University of Missouri-Columbia. "Criticism of violent video games has decreased as technology has improved, gamers age." ScienceDaily. www.sciencedaily.com/releases/2014/04/140402110027.htm (accessed September 14, 2014).

Share This



More Computers & Math News

Sunday, September 14, 2014

Featured Research

from universities, journals, and other organizations


Featured Videos

from AP, Reuters, AFP, and other news services

Frustration As Drone Industry Outpaces Regulation In U.S.

Frustration As Drone Industry Outpaces Regulation In U.S.

Newsy (Sep. 14, 2014) U.S. firms worry they’re falling behind in the marketplace as the FAA considers how to regulate commercial drones. Video provided by Newsy
Powered by NewsLook.com
iPhone 6 Sales Mark Yet Another Year Of Records, Glitches

iPhone 6 Sales Mark Yet Another Year Of Records, Glitches

Newsy (Sep. 13, 2014) Customers looking to preorder the iPhone 6 on Friday experienced a few hiccups thanks to record demand for the device overnight. Video provided by Newsy
Powered by NewsLook.com
Is Photo-Sharing App Tiiny Really A Snapchat Competitor?

Is Photo-Sharing App Tiiny Really A Snapchat Competitor?

Newsy (Sep. 13, 2014) Tiiny, a photo-sharing app, is being called a Snapchat competitor. But after testing it ourselves, we'd have to disagree. Video provided by Newsy
Powered by NewsLook.com
Ebola Batters Sierra Leone Economy Too

Ebola Batters Sierra Leone Economy Too

Reuters - Business Video Online (Sep. 12, 2014) The World Health Organisation warns that local health workers in West Africa can't keep up with Ebola - and among those countries hardest hit by the outbreak, the economic damage is coming into focus, too. As David Pollard reports, Sierra Leone admits that growth in one of the poorest economies in the region is taking a beating. Video provided by Reuters
Powered by NewsLook.com

Search ScienceDaily

Number of stories in archives: 140,361

Find with keyword(s):
Enter a keyword or phrase to search ScienceDaily for related topics and research stories.

Save/Print:
Share:

Breaking News:
from the past week

In Other News

... from NewsDaily.com

Science News

Health News
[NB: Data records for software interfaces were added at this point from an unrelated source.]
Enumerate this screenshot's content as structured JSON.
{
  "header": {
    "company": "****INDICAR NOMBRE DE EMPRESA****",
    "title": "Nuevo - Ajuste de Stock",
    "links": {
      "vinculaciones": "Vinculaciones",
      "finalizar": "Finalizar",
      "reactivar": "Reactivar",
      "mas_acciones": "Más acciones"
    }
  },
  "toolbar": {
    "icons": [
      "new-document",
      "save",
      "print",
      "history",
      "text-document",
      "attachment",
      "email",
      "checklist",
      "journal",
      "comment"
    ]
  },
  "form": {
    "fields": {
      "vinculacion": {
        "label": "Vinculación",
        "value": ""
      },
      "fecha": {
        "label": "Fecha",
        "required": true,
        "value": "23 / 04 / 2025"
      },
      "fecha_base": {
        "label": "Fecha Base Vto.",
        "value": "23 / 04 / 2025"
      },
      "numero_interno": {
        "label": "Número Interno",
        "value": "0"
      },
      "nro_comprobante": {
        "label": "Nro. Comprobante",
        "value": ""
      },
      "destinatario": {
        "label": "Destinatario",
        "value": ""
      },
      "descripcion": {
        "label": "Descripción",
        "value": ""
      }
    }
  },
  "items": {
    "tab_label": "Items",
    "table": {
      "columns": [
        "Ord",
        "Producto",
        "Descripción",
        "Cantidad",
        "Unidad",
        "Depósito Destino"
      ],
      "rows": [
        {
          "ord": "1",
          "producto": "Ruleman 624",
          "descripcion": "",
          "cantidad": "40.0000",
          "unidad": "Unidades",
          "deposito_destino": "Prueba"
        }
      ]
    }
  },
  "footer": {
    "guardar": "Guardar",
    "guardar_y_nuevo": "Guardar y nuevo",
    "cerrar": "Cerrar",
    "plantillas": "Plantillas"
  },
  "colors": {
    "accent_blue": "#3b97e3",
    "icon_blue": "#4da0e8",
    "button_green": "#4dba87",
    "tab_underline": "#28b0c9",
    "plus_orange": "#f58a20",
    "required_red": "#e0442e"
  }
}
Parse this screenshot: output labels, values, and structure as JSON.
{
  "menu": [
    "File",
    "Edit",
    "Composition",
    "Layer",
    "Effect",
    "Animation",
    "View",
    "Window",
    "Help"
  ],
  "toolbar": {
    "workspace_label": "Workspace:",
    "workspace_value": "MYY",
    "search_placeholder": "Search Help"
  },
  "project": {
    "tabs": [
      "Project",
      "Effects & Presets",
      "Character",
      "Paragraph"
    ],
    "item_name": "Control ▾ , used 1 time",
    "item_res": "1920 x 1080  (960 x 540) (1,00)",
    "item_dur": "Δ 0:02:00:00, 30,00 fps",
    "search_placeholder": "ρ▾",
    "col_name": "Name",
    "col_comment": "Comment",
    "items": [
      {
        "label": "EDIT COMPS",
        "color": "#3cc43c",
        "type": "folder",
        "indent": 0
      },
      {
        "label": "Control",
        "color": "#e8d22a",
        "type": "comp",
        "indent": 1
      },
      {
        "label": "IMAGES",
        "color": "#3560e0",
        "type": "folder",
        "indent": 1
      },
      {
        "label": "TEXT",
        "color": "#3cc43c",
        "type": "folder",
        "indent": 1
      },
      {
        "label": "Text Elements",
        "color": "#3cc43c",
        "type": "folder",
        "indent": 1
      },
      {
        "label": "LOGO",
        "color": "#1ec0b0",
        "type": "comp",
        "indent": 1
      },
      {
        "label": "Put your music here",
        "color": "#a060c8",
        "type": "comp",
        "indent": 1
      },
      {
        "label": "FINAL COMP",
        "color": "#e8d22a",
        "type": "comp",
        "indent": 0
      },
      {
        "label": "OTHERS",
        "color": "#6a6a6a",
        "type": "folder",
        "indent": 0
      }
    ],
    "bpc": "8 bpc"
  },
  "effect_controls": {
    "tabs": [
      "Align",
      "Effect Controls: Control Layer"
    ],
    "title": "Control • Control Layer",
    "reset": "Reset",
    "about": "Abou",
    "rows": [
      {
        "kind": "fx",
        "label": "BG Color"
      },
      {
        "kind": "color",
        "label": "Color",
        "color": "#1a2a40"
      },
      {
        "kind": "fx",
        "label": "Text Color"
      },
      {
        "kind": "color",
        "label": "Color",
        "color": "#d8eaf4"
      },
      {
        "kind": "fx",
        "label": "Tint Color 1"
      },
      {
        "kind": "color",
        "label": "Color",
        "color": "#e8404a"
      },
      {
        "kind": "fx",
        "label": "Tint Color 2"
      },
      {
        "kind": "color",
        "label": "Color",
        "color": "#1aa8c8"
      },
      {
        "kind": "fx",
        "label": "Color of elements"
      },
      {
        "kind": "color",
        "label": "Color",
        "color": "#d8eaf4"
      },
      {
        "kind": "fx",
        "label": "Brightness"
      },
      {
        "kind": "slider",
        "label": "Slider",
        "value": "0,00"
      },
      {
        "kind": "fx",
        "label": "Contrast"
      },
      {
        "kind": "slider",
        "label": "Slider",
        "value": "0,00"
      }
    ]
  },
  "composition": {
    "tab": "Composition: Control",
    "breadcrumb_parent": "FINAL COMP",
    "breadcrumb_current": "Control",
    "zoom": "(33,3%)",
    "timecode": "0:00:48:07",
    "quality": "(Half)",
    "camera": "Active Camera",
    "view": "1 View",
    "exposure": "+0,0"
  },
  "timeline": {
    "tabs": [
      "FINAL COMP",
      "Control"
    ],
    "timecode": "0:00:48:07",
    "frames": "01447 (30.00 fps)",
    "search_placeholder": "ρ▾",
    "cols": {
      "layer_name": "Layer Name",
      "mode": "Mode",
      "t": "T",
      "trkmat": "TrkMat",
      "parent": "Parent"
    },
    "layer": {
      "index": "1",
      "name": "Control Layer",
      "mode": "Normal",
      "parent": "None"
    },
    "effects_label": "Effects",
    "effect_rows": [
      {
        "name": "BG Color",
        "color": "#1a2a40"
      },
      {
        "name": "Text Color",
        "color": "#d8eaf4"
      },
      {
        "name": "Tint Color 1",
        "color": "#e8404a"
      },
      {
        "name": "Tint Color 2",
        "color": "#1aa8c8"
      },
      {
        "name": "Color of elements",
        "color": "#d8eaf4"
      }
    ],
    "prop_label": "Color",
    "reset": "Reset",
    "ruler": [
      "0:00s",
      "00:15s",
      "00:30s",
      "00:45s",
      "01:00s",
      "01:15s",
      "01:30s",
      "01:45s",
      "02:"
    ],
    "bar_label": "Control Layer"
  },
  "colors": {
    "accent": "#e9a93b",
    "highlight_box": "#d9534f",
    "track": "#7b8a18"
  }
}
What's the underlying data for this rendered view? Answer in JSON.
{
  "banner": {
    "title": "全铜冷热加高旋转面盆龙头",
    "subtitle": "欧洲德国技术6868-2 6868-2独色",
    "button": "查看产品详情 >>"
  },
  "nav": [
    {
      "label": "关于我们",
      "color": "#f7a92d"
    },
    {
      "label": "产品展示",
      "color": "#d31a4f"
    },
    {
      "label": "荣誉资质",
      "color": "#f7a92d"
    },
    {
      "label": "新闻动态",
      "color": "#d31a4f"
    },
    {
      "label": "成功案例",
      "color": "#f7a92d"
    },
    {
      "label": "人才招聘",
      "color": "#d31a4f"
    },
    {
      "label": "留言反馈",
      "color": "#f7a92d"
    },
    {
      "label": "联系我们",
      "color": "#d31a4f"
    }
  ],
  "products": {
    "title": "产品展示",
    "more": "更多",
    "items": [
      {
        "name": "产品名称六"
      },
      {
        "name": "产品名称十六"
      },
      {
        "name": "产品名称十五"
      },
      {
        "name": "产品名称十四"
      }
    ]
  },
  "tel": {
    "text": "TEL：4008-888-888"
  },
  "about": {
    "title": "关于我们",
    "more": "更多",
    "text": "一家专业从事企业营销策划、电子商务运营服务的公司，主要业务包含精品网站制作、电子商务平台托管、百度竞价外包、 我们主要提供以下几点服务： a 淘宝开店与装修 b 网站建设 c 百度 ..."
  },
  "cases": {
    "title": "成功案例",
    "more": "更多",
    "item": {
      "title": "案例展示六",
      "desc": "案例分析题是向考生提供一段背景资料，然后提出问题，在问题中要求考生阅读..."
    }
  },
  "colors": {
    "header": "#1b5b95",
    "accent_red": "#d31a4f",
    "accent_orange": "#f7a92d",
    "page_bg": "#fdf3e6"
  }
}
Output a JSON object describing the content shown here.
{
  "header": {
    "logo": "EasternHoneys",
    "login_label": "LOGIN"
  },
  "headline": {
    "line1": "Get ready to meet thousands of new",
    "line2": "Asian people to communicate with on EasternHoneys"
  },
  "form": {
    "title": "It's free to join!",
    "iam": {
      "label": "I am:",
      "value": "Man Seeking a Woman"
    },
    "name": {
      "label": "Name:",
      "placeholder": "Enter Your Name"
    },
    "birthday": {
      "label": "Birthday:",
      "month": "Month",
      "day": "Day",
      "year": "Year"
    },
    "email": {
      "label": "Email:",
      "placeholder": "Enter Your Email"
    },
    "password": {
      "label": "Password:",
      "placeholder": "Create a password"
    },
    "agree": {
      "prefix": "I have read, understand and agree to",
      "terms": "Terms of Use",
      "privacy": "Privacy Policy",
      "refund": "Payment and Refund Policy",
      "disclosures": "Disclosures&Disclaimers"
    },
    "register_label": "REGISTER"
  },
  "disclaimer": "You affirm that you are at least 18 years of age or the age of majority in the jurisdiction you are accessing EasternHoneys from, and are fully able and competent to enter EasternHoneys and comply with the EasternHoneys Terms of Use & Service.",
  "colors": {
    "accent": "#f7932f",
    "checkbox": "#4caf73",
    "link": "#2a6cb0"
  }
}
Environment News

    Technology News



    Save/Print:
    Share:

    Free Subscriptions


    Get the latest science news with ScienceDaily's free email newsletters, updated daily and weekly. Or view hourly updated newsfeeds in your RSS reader:

    Get Social & Mobile


    Keep up to date with the latest news from ScienceDaily via social networks and mobile apps:

    Have Feedback?


    Tell us what you think of ScienceDaily -- we welcome both positive and negative comments. Have any problems using the site? Questions?
    Mobile: iPhone Android Web
    Follow: Facebook Twitter Google+
    Subscribe: RSS Feeds Email Newsletters
    Latest Headlines Health & Medicine Mind & Brain Space & Time Matter & Energy Computers & Math Plants & Animals Earth & Climate Fossils & Ruins